It’s incredibly important that we begin to shift our thinking away from the state keeping us safe, given that that has never been the purpose of the state—it’s never been the purpose of the police or the prison system—and instead begin to ask, how do we keep each other safe?
How do we prevent harm from happening?
How do we address harm when it does happen in our communities in ways that are about healing, and about wholeness, rather than about punishment and retribution?”
And further, adrienne says how visionary fiction is political because:
“Being able to create and imagine bigger is a process of decolonization of our dreams.
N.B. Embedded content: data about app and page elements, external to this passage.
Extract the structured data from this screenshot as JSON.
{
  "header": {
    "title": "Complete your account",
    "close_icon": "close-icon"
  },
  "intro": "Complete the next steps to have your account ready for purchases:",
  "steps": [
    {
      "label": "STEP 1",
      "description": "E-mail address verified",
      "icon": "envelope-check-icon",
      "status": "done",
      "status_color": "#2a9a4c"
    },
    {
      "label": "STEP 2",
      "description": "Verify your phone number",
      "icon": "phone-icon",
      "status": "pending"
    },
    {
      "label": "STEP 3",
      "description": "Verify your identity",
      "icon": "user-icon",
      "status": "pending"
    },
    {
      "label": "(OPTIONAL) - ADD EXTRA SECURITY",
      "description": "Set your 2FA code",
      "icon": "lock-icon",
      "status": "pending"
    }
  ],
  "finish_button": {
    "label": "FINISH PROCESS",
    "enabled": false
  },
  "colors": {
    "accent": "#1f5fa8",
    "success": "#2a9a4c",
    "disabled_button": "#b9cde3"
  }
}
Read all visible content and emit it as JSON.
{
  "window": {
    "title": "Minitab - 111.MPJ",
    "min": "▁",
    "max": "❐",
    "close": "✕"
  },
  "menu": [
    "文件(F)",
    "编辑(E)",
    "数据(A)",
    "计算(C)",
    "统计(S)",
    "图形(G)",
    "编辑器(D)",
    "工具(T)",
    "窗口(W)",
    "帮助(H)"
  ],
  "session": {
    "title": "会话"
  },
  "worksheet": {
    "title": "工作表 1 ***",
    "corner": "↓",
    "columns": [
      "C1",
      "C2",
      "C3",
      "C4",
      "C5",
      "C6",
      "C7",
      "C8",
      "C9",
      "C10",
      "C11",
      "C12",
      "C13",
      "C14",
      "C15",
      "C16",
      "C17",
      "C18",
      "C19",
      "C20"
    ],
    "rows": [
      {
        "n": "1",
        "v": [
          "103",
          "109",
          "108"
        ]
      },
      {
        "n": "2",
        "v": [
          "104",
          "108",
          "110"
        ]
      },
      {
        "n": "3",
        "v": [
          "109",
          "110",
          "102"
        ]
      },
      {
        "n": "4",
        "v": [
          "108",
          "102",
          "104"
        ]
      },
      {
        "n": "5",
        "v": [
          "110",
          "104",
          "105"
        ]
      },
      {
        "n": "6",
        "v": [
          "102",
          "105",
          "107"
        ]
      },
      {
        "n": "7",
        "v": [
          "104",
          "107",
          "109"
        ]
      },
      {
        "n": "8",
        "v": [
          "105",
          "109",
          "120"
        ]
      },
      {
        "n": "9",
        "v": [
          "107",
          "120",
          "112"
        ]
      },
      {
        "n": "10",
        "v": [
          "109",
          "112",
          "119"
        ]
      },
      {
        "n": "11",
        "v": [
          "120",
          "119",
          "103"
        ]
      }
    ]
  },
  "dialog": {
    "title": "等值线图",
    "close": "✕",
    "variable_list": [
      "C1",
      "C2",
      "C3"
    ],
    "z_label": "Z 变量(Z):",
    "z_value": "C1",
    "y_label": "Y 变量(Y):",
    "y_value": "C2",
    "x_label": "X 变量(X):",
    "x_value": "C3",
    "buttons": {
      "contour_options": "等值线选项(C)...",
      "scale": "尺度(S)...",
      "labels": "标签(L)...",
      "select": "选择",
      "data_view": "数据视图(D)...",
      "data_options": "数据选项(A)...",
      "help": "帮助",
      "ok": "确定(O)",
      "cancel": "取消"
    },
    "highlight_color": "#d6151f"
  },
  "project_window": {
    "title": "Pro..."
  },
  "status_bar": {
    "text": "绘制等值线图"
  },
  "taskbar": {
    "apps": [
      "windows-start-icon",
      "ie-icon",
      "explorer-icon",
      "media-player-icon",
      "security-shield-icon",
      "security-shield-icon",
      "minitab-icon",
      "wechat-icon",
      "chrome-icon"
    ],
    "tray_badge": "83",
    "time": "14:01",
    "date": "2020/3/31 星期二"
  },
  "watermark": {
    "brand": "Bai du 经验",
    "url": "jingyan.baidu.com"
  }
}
Our dreams have gotten smaller and smaller, but as we engage sci-fi in reading and in dreams, our imaginations can grow and decolonize.”
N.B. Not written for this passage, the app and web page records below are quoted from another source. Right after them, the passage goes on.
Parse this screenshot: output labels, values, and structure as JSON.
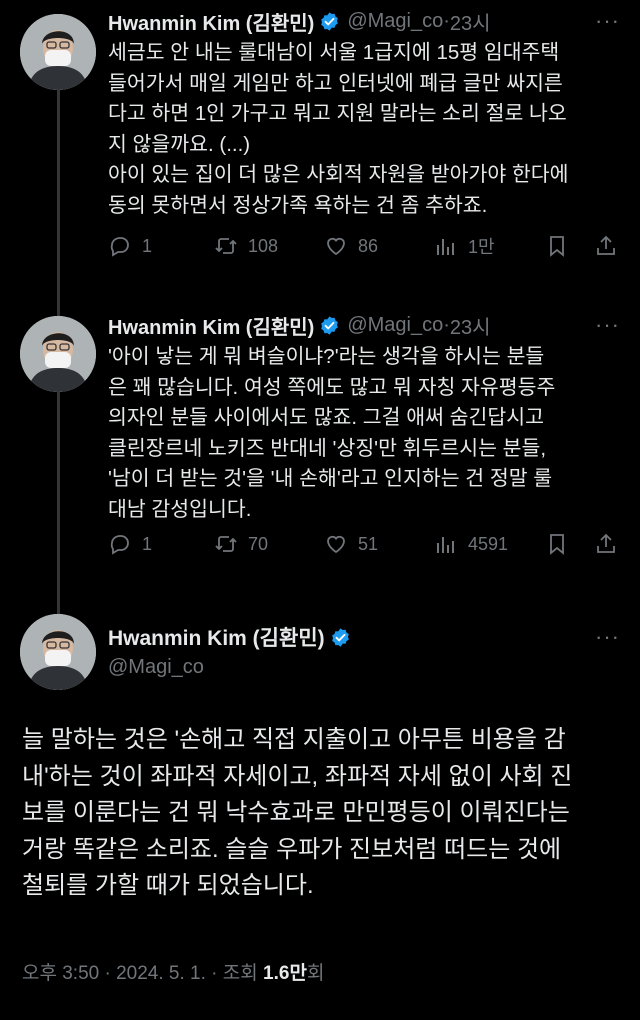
{
  "author": {
    "name": "Hwanmin Kim (김환민)",
    "handle": "@Magi_co"
  },
  "tweets": [
    {
      "time": "23시",
      "text": "세금도 안 내는 룰대남이 서울 1급지에 15평 임대주택\n들어가서 매일 게임만 하고 인터넷에 폐급 글만 싸지른\n다고 하면 1인 가구고 뭐고 지원 말라는 소리 절로 나오\n지 않을까요. (...)\n아이 있는 집이 더 많은 사회적 자원을 받아가야 한다에\n동의 못하면서 정상가족 욕하는 건 좀 추하죠.",
      "replies": "1",
      "retweets": "108",
      "likes": "86",
      "views": "1만"
    },
    {
      "time": "23시",
      "text": "'아이 낳는 게 뭐 벼슬이냐?'라는 생각을 하시는 분들\n은 꽤 많습니다. 여성 쪽에도 많고 뭐 자칭 자유평등주\n의자인 분들 사이에서도 많죠. 그걸 애써 숨긴답시고\n클린장르네 노키즈 반대네 '상징'만 휘두르시는 분들,\n'남이 더 받는 것'을 '내 손해'라고 인지하는 건 정말 룰\n대남 감성입니다.",
      "replies": "1",
      "retweets": "70",
      "likes": "51",
      "views": "4591"
    }
  ],
  "main_tweet": {
    "text": "늘 말하는 것은 '손해고 직접 지출이고 아무튼 비용을 감\n내'하는 것이 좌파적 자세이고, 좌파적 자세 없이 사회 진\n보를 이룬다는 건 뭐 낙수효과로 만민평등이 이뤄진다는\n거랑 똑같은 소리죠. 슬슬 우파가 진보처럼 떠드는 것에\n철퇴를 가할 때가 되었습니다.",
    "timestamp": "오후 3:50 · 2024. 5. 1. · 조회 ",
    "views": "1.6만",
    "views_suffix": "회"
  },
  "ui": {
    "separator_dot": "·",
    "more_glyph": "···"
  },
  "colors": {
    "background": "#000000",
    "text": "#e7e9ea",
    "muted": "#71767b",
    "verified": "#1d9bf0"
  },
  "icons": [
    "verified-badge-icon",
    "reply-icon",
    "retweet-icon",
    "like-icon",
    "views-icon",
    "bookmark-icon",
    "share-icon",
    "more-icon"
  ]
}
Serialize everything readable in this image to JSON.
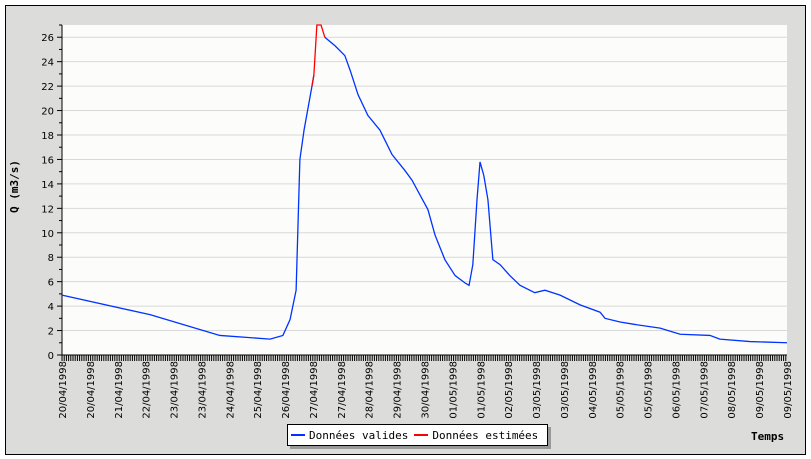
{
  "chart_data": {
    "type": "line",
    "title": "",
    "xlabel": "Temps",
    "ylabel": "Q (m3/s)",
    "ylim": [
      0,
      27
    ],
    "xlim": [
      0,
      19.2
    ],
    "x_unit": "days since 20/04/1998",
    "yticks": [
      0,
      2,
      4,
      6,
      8,
      10,
      12,
      14,
      16,
      18,
      20,
      22,
      24,
      26
    ],
    "xtick_labels": [
      "20/04/1998",
      "20/04/1998",
      "21/04/1998",
      "22/04/1998",
      "23/04/1998",
      "23/04/1998",
      "24/04/1998",
      "25/04/1998",
      "26/04/1998",
      "27/04/1998",
      "27/04/1998",
      "28/04/1998",
      "29/04/1998",
      "30/04/1998",
      "01/05/1998",
      "01/05/1998",
      "02/05/1998",
      "03/05/1998",
      "03/05/1998",
      "04/05/1998",
      "05/05/1998",
      "05/05/1998",
      "06/05/1998",
      "07/05/1998",
      "08/05/1998",
      "09/05/1998",
      "09/05/1998"
    ],
    "grid": true,
    "legend": "bottom-center",
    "series": [
      {
        "name": "Données valides",
        "color": "#0033ff",
        "points": [
          [
            0,
            4.9
          ],
          [
            2.33,
            3.3
          ],
          [
            4.18,
            1.6
          ],
          [
            5.51,
            1.3
          ],
          [
            5.85,
            1.6
          ],
          [
            6.04,
            2.9
          ],
          [
            6.2,
            5.3
          ],
          [
            6.3,
            16
          ],
          [
            6.41,
            18.4
          ],
          [
            6.62,
            22
          ],
          [
            6.67,
            22.9
          ],
          null,
          [
            6.96,
            26
          ],
          [
            7.23,
            25.3
          ],
          [
            7.49,
            24.5
          ],
          [
            7.63,
            23.3
          ],
          [
            7.84,
            21.3
          ],
          [
            8.1,
            19.6
          ],
          [
            8.42,
            18.4
          ],
          [
            8.74,
            16.4
          ],
          [
            9.08,
            15.1
          ],
          [
            9.27,
            14.3
          ],
          [
            9.48,
            13.1
          ],
          [
            9.69,
            11.9
          ],
          [
            9.88,
            9.8
          ],
          [
            10.14,
            7.8
          ],
          [
            10.41,
            6.5
          ],
          [
            10.67,
            5.9
          ],
          [
            10.78,
            5.7
          ],
          [
            10.88,
            7.4
          ],
          [
            10.99,
            12.7
          ],
          [
            11.07,
            15.8
          ],
          [
            11.17,
            14.7
          ],
          [
            11.28,
            12.7
          ],
          [
            11.41,
            7.8
          ],
          [
            11.6,
            7.4
          ],
          [
            11.86,
            6.5
          ],
          [
            12.13,
            5.7
          ],
          [
            12.52,
            5.1
          ],
          [
            12.79,
            5.3
          ],
          [
            13.19,
            4.9
          ],
          [
            13.72,
            4.1
          ],
          [
            14.25,
            3.5
          ],
          [
            14.38,
            3.0
          ],
          [
            14.78,
            2.7
          ],
          [
            15.17,
            2.5
          ],
          [
            15.84,
            2.2
          ],
          [
            16.37,
            1.7
          ],
          [
            17.16,
            1.6
          ],
          [
            17.42,
            1.3
          ],
          [
            18.22,
            1.1
          ],
          [
            19.2,
            1.0
          ]
        ]
      },
      {
        "name": "Données estimées",
        "color": "#ff0000",
        "points": [
          [
            6.62,
            22
          ],
          [
            6.67,
            22.9
          ],
          [
            6.75,
            27
          ],
          [
            6.86,
            27
          ],
          [
            6.96,
            26
          ]
        ]
      }
    ]
  }
}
My intention here is to apply their emotional labor and wisdom to the issue of animal politics. This means liberating ourselves to imagine and then re-imagine what the liberation of animals could look like.
Writing radical fiction for animal liberation
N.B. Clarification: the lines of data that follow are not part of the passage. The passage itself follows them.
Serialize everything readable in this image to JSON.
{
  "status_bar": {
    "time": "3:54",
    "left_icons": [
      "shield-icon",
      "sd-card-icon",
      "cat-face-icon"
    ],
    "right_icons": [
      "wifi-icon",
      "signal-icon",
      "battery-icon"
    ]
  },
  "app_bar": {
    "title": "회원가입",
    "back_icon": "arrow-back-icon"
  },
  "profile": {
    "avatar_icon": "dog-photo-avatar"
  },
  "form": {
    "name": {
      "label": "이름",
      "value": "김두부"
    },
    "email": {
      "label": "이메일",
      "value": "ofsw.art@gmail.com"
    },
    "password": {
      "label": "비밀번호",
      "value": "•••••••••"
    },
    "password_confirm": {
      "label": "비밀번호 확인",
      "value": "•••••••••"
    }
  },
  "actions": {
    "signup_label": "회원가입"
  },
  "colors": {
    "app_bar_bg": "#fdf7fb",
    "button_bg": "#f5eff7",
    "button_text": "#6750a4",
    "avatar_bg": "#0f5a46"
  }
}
“We’ll need writers who can remember freedom – poets, visionaries – realists of a larger reality.”Ursula Le Guin
Radical fiction is a tool, an art form, available to all of us wishing to explore social-political issues through a new lens or perspective. If you feel inspired to write radical fiction, or at least inclined to try reading some of it, then remember that the intention of this art is to communicate deep themes outside the narratives of the mainstream.
This means fiction that focuses attention on marginalized identities, and not the typical cis-hetero white able-minded-bodied male. This means fiction that focuses on relevant problems in all its varied complexities, and not the trope of evil faceless tyrants wishing to conquer all that is “white and pure and free.” This means fiction that is both realistic and honest, but remains empowering and hopeful.
So, not stories about collective change coming from the top of the political hierarchies, nor stories about token heroes and animal characters used as anthropomorphic instruments to validate the human ego. So, think about how stories can be told in ways that center the animal experience, and validate their own existence for reasons outside that of validating humanity.
Instead, by weaving the struggles towards liberation into an engaging story, and by creating characters who are not victims of the system but survivors and grounded leaders, all of this can become a real lesson for us all to learn from and be inspired by.
Whether you are writing or reading it to expand your imagination personally or for the sake of anti-oppressive community organizing, remember that the core of the story always needs to be about hope. A new hope for things to come, for what we choose to do today, for choosing to not relent but to endure.
“In April we cannot see sunflowers in France, so we say the sunflowers do not exist.
But the local farmers have already planted thousands of seeds and when they look at the bare hills they may be able to see the sunflowers already.
The sunflowers are there.
They lack only the conditions of sun, heat, rain, and July. Just because we cannot see them does not mean they do not exist.”Thich Nhat Hanh
By using fiction as a platform for exploring new alternatives to anti-speciesism strategies, perhaps we can discover answers that have been buried and hidden by the systems of oppression?
Perhaps the system depends on us all continuing to feel trapped and lost and hopeless?
“Remember this: we be many and they be few. They need us more than we need them.
Another world is not only possible, she is on her way. On a quiet day, I can hear her breathing.”Arundhati Roy
Perhaps in the smallest hints of hope, in hoping for hope, in finding meaning and purpose in existing however we dare to imagine, perhaps that is where we will find the liberation of animals.
Featured image: fiction allows us to imagine and inhabit other worlds. Image via Pixabay.